## Goal of the exercise
Below are some entries. Copy each line in them that holds "JSON".

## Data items
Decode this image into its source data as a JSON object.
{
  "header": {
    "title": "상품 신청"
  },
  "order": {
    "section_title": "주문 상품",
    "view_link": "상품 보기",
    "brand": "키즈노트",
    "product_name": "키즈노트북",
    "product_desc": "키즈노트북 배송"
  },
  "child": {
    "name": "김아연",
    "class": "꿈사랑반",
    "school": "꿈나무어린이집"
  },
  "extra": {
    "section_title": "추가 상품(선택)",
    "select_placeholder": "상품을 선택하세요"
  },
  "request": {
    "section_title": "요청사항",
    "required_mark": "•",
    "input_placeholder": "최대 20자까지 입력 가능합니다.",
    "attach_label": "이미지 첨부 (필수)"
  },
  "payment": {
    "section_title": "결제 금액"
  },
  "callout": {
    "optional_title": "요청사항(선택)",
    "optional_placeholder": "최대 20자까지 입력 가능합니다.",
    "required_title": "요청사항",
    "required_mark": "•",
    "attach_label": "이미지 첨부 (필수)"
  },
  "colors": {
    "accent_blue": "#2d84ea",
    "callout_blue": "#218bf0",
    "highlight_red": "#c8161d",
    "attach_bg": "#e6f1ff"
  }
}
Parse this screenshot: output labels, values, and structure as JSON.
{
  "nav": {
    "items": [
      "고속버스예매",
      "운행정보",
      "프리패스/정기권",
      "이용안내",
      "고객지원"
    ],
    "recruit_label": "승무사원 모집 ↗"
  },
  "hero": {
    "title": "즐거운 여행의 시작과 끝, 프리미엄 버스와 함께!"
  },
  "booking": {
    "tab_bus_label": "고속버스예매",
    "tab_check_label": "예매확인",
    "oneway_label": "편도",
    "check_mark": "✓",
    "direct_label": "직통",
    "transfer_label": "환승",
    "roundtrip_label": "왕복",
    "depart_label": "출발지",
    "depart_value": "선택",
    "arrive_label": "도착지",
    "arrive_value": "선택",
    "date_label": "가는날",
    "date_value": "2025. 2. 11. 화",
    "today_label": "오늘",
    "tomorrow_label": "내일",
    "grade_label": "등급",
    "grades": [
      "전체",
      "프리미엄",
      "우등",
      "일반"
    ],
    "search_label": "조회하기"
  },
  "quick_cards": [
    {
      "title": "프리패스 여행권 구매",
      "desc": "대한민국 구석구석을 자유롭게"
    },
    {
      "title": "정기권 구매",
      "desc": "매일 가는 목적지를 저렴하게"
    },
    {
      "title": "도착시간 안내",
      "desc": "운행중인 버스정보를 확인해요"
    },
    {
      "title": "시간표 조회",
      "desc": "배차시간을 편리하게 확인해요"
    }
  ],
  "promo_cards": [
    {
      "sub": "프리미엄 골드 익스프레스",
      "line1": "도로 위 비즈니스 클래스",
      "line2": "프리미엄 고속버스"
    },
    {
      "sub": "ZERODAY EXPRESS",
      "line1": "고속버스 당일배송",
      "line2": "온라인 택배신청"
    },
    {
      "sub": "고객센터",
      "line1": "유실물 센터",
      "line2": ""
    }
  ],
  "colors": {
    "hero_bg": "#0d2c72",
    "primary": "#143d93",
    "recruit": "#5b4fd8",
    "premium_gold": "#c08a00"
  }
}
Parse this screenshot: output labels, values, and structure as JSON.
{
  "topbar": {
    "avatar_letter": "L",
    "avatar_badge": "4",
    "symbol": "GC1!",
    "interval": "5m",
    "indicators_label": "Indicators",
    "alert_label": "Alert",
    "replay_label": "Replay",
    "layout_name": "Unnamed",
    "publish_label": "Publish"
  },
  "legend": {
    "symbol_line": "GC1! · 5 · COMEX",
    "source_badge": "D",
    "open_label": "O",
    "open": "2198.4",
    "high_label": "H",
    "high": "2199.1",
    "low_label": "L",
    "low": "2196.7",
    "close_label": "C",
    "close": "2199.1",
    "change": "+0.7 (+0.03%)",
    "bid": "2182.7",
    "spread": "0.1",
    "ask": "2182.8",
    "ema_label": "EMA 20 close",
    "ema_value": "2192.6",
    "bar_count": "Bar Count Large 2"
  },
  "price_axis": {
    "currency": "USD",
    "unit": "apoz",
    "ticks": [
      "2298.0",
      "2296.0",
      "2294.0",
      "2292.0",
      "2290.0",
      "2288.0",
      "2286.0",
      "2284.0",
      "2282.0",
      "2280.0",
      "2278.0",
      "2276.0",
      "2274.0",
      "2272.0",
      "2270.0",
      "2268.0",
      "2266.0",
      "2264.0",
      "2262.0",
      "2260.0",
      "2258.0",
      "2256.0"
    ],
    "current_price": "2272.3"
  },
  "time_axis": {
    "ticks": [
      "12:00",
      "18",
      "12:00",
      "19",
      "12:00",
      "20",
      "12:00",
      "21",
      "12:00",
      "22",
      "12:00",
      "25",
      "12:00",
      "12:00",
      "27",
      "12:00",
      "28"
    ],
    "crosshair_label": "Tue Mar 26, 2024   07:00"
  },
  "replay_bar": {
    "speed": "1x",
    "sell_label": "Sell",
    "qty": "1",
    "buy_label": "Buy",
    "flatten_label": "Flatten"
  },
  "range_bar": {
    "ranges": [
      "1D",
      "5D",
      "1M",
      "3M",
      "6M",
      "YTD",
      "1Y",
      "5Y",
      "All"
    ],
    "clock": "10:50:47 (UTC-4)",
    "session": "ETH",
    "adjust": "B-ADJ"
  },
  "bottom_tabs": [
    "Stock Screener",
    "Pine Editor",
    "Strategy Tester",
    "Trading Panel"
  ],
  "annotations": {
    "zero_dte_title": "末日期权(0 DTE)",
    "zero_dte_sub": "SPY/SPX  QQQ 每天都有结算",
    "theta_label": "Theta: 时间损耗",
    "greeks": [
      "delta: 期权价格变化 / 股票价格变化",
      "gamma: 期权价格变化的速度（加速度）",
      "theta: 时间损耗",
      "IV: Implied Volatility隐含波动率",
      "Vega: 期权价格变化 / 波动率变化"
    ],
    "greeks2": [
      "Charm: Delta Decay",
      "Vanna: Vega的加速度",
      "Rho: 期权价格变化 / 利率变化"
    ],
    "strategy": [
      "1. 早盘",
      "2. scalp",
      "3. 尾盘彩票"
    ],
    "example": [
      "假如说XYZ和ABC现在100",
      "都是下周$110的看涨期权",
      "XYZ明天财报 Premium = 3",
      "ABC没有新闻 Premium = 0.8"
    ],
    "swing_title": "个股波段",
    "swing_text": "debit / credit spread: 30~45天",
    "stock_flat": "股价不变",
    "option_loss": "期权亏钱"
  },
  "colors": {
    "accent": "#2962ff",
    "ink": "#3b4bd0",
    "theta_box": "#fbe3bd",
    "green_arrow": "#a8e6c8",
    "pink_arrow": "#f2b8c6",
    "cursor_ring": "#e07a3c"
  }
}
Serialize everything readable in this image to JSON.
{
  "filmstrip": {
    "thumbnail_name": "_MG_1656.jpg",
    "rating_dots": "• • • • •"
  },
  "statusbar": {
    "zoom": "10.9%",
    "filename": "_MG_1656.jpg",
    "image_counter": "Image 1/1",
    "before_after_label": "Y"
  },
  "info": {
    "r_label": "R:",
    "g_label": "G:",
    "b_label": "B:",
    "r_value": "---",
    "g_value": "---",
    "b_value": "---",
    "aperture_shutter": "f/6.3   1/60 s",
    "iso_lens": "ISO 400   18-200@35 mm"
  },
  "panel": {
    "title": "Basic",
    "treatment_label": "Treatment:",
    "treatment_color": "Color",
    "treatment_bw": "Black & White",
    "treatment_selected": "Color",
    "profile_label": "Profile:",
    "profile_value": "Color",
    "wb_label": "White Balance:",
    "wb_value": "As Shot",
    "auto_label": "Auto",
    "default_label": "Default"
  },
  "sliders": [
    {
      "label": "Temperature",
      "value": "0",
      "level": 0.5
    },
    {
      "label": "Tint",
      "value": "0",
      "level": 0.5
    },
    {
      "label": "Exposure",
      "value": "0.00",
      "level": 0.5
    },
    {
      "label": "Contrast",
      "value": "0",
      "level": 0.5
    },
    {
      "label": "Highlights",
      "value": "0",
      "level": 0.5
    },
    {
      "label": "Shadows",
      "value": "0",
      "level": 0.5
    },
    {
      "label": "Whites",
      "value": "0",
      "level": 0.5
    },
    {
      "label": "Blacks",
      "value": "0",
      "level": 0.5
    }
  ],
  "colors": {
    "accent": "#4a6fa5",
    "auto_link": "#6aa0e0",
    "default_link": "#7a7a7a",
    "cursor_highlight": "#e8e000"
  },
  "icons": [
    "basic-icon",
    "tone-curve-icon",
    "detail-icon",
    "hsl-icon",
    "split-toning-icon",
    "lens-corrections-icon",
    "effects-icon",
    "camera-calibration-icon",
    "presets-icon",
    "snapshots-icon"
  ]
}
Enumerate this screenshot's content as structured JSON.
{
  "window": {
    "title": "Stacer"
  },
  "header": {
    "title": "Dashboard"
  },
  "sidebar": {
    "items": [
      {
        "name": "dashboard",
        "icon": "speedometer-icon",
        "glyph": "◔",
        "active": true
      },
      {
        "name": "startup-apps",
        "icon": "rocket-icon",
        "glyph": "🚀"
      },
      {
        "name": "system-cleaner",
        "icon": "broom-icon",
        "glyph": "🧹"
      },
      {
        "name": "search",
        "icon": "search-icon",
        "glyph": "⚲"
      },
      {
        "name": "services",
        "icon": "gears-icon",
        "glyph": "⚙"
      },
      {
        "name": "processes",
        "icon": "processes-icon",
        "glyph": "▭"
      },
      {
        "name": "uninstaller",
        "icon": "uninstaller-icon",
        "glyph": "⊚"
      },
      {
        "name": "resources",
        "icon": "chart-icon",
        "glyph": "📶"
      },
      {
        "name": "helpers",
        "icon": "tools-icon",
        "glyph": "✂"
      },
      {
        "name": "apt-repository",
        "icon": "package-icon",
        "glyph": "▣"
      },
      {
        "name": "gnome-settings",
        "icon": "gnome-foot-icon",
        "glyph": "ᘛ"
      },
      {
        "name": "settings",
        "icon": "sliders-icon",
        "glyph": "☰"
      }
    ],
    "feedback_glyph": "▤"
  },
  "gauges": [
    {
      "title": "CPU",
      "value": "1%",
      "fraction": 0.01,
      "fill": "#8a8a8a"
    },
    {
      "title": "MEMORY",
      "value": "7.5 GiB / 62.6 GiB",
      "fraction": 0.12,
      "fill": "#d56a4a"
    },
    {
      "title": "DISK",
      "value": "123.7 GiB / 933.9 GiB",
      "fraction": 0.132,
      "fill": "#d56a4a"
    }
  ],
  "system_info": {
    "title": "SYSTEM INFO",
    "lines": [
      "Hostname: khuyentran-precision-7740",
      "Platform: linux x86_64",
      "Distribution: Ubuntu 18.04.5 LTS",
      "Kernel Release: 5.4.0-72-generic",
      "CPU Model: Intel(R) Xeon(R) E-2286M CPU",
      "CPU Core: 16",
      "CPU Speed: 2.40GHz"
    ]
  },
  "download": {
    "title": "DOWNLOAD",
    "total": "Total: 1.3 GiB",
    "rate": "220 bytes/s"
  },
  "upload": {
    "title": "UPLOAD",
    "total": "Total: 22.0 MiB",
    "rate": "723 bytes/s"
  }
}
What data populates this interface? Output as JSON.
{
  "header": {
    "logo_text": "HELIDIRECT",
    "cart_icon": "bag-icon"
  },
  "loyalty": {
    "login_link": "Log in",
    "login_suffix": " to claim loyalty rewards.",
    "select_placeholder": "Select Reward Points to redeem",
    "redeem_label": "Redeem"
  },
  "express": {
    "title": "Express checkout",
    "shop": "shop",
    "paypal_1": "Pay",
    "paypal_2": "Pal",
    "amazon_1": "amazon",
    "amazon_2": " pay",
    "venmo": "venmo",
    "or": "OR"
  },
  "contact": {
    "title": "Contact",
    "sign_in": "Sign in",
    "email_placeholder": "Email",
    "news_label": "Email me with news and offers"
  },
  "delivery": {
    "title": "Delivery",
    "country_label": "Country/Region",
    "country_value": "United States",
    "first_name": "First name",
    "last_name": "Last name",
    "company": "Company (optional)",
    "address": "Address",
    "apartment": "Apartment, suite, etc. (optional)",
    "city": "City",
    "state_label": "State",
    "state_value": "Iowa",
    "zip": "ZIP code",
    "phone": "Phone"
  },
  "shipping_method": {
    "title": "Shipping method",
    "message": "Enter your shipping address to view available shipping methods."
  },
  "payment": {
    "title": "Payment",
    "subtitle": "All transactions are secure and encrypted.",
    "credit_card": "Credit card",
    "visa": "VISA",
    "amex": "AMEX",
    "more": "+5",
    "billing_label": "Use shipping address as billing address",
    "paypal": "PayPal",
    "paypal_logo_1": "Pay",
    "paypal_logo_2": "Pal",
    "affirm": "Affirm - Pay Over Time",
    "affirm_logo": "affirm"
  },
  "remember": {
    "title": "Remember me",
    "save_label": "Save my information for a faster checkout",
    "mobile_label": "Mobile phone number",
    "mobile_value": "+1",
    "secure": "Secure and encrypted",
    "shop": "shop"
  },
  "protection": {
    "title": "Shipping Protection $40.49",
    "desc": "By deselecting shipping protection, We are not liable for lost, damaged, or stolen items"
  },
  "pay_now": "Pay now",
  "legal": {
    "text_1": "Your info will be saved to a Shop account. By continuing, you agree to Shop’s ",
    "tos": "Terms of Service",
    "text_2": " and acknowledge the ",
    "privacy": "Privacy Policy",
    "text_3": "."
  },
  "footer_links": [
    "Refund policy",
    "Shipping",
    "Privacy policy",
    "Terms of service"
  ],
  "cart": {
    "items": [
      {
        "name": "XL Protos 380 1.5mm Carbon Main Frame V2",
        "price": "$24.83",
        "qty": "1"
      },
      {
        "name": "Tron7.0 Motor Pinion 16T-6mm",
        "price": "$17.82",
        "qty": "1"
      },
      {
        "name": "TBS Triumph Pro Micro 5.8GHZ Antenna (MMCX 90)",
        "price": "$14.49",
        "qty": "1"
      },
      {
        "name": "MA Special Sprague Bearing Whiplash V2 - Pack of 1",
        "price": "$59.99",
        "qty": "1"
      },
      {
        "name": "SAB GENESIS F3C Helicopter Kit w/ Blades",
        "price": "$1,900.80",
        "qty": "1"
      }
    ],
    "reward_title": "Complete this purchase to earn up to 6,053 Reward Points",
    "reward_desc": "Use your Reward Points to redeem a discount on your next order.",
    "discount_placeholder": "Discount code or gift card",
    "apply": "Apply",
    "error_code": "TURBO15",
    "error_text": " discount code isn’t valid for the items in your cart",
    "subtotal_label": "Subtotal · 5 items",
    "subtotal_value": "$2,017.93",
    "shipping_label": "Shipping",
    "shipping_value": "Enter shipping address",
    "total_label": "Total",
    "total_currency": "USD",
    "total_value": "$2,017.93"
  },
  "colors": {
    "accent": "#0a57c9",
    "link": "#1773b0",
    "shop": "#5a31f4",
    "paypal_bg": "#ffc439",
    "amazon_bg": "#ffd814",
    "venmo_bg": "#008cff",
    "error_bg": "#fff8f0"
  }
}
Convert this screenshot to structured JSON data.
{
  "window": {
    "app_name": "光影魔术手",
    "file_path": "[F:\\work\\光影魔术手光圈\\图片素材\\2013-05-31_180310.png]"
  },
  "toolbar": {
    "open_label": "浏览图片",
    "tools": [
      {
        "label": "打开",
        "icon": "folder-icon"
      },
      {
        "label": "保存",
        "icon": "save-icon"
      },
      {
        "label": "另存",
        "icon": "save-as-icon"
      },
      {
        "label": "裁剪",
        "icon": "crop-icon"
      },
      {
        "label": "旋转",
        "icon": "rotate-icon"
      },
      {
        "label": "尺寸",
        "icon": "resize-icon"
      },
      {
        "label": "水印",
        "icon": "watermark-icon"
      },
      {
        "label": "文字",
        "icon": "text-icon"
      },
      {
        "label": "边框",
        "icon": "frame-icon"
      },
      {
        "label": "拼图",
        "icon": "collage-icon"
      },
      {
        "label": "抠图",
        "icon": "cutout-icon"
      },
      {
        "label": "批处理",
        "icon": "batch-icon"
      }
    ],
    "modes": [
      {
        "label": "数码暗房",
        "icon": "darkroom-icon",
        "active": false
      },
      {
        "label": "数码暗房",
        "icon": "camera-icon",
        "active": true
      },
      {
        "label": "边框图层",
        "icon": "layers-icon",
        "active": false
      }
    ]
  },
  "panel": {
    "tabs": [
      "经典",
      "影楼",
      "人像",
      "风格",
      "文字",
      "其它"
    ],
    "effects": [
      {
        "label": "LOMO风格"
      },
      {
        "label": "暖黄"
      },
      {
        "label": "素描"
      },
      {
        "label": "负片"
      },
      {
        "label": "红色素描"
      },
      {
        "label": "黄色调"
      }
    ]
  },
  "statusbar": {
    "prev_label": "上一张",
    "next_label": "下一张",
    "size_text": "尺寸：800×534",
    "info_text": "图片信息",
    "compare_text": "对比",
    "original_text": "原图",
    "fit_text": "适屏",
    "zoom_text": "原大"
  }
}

## The answer
Decode this image into its source data as a JSON object.
Parse this screenshot: output labels, values, and structure as JSON.
Parse this screenshot: output labels, values, and structure as JSON.
Serialize everything readable in this image to JSON.
Enumerate this screenshot's content as structured JSON.
What data populates this interface? Output as JSON.
Convert this screenshot to structured JSON data.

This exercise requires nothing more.